Parcel of land is 'totally, officially unusable'
A city of Loudon resident is wondering what on earth to do with a small, irregular lot he owns at Poplar and Church streets.
Owner James "Butch" Thompson had hoped to build a small bait shop and supply minnows and snacks to youth that fish on the river or play ball in the park nearby. However, Loudon Regional Planning Commission voted against recommending the necessary zoning use change from residential to commercial.
The corner lot measures 108 feet by 33 feet. Thompson wants to locate a small building, 16 feet by 24 feet, that would face Church Street.
"The way it is now, it is not useful to you guys or to me," Thompson said. "If it has a structure on it, at least the taxes will go up."
Hamil Carey, planning commission chairman, said the lot was inadequate for a business or a residence.
"This particular piece of property is absolutely, totally, officially unusable for anything," Carey said. "The setback on both sides, Church and Poplar, leaves you no place to build."
Thompson said the property once had a house on it, but the house burned before the purchase was completed. He said the property is costing more to keep it mowed than anything else.
Commissioner Carlie McEachern said he favored allowing the zone change. "There's nothing in the world wrong with having a neighborhood store there," McEachern said. "What else could go there? A barbershop or a bait shop. … That's about it."
Russ Newman, Loudon County planner, said he did not think the lot should be rezoned.
"The ideal situation, what would work best, would be if this lot was part of the one Jimmy Parks owns," Newman said. "The land use plan does not support commercial. I recommend denial."
Ken Brewster, a commissioner who consistently opposes spot zoning, said the issue is not about the plan for a bait shop.
"My concern is about spot zoning and the land use would require so many potential variances," Brewster said. "I am sympathetic to what it the problem is."
Thompson argued that the city's own zoning ordinance provides for exceptions when a lot is unusable.
"You are charged with doing what is best for the city," he said. "This would be a new revenue stream. It would be a small revenue stream, but it takes pennies to make dollars. Do something to benefit the city. People have to go to Sweetwater to buy minnows."
Carey supported Brewster's argument. "I hear you and I am sympathetic but we are looking at the lot officially and it could be used for anything," he said. "It sounds like it would not fit right. It is spot zoning and we have to look at the overall land use plan.
"What could be put on it? Does nobody else have good answers?" Carey said.
McEachern quickly replied: "A small bait shop."
"How would C-3 impact a low residential area?" McEachern said. "How much impact can it be? .. . He is up here trying to do something moral and right and you're putting up road blocks, but if it was a chain store with a big lawyer sitting here …"
Brewster interjected, "That's not how we operate. I disagree."
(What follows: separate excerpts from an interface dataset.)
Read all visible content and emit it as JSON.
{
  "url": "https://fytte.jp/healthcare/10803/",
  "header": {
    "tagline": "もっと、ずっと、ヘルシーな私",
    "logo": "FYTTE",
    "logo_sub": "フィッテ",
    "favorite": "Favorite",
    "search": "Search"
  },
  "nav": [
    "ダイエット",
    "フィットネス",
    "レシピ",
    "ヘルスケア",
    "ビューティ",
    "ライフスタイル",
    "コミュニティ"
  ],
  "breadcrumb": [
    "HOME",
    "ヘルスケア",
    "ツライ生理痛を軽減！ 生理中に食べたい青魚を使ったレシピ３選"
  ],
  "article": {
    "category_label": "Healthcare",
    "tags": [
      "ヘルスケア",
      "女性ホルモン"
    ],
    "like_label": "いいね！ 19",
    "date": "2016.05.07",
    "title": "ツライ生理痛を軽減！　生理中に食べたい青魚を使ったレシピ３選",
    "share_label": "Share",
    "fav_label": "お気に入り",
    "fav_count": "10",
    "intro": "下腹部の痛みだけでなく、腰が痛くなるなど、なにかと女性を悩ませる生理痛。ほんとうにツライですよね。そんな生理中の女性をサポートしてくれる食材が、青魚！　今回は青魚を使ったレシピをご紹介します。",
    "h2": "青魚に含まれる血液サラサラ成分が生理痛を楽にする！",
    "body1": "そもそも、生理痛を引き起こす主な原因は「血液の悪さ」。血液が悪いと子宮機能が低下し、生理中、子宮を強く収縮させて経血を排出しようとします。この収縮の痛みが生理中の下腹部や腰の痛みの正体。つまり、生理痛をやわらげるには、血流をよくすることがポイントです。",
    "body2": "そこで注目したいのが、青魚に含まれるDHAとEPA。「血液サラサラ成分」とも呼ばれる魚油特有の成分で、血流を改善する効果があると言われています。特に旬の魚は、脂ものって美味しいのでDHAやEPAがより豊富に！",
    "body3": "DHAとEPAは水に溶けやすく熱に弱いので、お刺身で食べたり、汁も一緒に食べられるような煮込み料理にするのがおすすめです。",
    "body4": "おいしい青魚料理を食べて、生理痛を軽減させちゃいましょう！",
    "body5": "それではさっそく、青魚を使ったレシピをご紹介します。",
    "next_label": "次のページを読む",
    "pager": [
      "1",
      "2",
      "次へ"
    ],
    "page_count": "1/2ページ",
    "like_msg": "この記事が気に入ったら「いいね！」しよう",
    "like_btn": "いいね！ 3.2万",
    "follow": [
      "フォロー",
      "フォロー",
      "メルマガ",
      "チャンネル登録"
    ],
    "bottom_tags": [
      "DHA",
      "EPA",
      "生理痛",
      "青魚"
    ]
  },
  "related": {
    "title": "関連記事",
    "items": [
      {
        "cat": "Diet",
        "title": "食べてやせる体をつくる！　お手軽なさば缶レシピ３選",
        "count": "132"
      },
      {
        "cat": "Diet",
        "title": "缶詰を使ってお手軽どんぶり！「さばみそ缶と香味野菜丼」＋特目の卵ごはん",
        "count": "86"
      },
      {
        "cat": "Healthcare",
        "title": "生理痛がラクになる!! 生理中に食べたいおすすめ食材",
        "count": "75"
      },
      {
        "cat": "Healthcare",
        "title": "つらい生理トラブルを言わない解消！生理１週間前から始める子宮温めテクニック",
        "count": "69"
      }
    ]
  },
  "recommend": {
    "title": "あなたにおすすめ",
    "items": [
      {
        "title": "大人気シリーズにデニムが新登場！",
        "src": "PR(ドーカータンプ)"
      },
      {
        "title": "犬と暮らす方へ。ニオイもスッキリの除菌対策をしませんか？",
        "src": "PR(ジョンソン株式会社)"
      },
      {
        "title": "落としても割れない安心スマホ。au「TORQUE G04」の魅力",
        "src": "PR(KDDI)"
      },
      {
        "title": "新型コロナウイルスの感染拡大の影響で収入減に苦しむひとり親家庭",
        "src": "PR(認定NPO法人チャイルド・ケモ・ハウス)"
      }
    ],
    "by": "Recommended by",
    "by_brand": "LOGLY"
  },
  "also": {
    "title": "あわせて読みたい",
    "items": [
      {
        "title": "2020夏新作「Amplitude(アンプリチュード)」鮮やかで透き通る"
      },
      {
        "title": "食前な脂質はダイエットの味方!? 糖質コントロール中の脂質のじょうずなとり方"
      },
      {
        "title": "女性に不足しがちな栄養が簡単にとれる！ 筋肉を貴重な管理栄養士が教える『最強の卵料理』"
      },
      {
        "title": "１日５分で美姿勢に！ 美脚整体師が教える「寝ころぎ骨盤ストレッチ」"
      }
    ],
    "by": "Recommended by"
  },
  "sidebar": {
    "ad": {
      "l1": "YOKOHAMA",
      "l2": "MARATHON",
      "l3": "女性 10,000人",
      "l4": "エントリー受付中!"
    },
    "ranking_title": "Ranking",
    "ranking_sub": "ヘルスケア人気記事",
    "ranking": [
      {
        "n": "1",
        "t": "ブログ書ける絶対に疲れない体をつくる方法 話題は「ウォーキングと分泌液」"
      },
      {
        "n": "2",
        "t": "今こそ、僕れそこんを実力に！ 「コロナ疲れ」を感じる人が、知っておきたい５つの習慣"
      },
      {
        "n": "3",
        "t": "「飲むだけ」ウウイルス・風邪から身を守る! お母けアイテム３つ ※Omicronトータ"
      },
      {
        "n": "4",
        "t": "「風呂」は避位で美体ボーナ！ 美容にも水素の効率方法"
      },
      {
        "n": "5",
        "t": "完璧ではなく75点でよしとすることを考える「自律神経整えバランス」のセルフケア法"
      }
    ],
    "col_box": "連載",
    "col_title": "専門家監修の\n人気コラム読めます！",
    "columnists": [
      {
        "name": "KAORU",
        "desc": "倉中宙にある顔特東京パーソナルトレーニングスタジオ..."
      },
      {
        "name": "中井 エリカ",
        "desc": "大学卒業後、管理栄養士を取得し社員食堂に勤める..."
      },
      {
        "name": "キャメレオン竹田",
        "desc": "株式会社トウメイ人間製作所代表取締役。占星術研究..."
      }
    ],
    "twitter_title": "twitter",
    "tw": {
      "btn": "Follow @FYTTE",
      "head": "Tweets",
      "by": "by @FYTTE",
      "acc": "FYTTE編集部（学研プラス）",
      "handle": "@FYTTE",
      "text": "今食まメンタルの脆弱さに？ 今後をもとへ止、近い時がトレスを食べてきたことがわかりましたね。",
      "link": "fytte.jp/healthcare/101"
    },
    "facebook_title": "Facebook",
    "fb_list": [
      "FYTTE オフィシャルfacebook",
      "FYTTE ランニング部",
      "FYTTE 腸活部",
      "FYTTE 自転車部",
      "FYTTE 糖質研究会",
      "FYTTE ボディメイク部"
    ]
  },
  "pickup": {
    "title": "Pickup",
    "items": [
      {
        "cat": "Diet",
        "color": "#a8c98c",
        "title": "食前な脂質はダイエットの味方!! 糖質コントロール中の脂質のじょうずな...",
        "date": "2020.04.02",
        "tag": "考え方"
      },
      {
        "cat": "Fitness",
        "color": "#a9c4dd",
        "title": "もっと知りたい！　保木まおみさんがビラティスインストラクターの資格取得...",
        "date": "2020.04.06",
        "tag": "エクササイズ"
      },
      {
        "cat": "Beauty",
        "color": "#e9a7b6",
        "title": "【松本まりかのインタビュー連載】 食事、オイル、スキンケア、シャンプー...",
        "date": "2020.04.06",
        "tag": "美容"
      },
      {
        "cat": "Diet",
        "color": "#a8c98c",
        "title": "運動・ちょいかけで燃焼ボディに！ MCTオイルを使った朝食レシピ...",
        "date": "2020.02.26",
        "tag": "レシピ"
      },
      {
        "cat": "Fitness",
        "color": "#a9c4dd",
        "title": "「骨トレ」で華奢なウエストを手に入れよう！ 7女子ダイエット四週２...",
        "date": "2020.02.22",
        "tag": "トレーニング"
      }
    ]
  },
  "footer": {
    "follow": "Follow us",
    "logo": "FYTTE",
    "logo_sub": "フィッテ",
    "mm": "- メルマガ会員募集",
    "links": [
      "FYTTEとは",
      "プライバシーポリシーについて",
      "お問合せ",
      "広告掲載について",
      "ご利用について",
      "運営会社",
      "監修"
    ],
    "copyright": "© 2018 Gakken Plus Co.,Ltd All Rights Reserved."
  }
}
McEachern made the motion to allow the zoning use exception. Commissioner Judy Jones, who is a Loudon City Council member, seconded the motion, which was also supported by Commissioner Gene Gammons.
Commissioners Dennis Brennan, Debbie Hines and Brewster voted against the motion, leaving Carey to cast the vote to break the tie. Carey voted against the motion.
Carey pointed out that the commission is a body that makes recommendations to Loudon City Council, which will take up zoning use request. "I hope you will work to get something down there," Carey said.
Thompson said the commission lost an opportunity.
"You folks could do something to benefit the community," Thompson said. "Anything is better than weeds. I hoped I would walk away with a consensus of the majority of people thinking it was a good idea."
Hines said she liked Thompson's idea for a bait shop, but felt commercial did not fit well in the residential area.
Brewster agreed. "I voted no, but I appreciate that you are trying to do something positive," he said.
Thompson said the lot had been a "lot of record" at the courthouse before he became owner. "What you folks are trying to do, you are changing it from what it was. We are not the north. We are not Tellico Village. This is home," he said.
Thompson purchased the lot in 1999. The deed describes it as "half of the Hensly Drug Store lot," referring to a business located there in the late 1800s.
Thompson said early in the meeting that he felt the city had not done enough to support activity at the riverfront.
"It amazes me how little the city has done to benefit from its natural resources," Thompson said. He said the dock has not been changed in his lifetime and vehicles with boat trailers park on the street.
"I've always been proud of Loudon. It was clean and well-kept, the kind of neighborhood people like to live in and we need to grow but keep it the same," he said. "We used to have little neighborhood shops."
Thompson said he will appeal to Loudon City Council, which will have a workshop 6:30 p.m. Monday followed by the 7:30 p.m. regular meeting.
In other action, the commission voted to approve acceptance as city streets Llewellyn Lane, Kline Drive, Evelyn Drive and Olivia Circle in the Sweetwater Creek development.
Public Works director Bill Fagg said he felt there might be a problem with accepting Sweetwater Creek Boulevard at this time.